▸ Assigned task
Looking through the listing below, state how many lines have the word "rows" in them. Only the number should be given.

-- Opening Marker --

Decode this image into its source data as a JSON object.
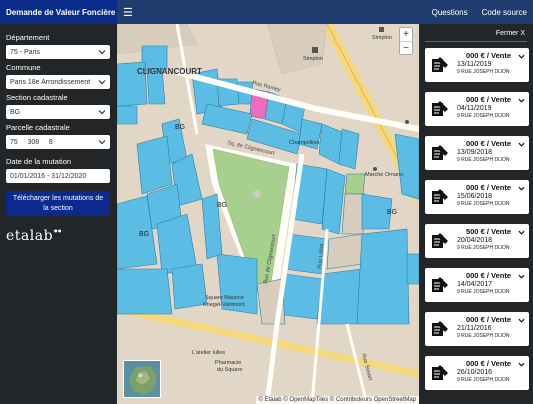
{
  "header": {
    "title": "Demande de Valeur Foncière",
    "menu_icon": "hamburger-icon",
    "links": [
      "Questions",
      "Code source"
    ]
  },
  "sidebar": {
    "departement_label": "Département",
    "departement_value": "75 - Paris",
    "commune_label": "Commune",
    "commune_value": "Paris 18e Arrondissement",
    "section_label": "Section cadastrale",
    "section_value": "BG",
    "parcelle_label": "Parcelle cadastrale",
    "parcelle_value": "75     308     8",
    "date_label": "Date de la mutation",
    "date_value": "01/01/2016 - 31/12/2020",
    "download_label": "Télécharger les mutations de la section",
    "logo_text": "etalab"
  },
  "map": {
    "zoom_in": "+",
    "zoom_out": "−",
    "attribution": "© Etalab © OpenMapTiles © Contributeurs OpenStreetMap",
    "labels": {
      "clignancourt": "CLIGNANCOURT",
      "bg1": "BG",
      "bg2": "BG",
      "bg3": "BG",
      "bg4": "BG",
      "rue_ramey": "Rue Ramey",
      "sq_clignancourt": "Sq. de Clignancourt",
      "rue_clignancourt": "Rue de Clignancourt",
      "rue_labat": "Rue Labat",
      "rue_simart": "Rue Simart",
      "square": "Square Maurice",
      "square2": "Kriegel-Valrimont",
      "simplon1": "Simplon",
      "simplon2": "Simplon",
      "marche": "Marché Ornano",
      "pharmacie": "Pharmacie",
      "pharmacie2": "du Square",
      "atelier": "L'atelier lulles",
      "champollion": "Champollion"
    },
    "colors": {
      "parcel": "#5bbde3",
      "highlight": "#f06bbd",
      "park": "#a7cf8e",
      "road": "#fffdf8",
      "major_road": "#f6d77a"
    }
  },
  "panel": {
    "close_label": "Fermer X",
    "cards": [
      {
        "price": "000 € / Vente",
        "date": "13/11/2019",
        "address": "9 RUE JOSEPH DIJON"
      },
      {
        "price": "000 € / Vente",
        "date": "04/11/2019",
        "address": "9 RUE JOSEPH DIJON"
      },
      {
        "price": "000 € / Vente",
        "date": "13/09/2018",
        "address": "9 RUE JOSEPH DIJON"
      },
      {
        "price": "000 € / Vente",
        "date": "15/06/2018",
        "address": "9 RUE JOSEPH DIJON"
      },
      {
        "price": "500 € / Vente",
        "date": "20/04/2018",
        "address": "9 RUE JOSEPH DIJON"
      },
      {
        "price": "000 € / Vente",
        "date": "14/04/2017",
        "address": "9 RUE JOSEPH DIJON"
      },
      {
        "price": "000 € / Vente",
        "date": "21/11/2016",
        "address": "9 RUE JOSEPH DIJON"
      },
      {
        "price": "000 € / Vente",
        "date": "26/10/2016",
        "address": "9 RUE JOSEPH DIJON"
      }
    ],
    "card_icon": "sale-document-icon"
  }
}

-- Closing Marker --
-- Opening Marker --

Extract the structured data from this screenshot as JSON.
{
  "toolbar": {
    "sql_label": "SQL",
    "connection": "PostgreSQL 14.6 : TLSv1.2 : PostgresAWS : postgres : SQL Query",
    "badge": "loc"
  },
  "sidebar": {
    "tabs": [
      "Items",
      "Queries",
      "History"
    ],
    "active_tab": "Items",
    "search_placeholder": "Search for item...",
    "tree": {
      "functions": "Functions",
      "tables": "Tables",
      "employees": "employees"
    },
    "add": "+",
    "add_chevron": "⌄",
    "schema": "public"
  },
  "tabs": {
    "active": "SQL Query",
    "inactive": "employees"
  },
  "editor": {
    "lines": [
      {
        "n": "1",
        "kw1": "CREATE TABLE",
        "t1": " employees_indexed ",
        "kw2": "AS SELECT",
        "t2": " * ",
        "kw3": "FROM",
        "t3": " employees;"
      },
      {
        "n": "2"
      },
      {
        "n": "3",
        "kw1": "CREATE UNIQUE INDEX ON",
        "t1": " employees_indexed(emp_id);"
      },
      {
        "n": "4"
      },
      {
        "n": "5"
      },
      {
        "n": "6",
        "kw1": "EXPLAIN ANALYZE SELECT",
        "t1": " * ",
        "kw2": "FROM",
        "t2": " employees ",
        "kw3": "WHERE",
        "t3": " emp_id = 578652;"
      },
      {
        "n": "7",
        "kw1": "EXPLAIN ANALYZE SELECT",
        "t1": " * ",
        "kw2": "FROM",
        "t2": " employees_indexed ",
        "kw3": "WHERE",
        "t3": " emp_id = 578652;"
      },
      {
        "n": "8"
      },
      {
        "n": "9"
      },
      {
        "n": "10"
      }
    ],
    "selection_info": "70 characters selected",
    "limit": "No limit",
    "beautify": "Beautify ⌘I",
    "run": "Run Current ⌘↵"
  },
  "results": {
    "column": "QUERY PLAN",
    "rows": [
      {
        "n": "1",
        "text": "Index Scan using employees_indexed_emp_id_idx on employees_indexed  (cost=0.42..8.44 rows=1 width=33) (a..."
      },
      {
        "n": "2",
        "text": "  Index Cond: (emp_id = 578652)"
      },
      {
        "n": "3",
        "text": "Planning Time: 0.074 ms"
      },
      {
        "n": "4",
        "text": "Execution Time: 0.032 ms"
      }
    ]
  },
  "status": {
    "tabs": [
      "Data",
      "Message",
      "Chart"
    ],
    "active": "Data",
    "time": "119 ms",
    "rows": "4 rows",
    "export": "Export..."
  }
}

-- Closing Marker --

▸ Result of the task
3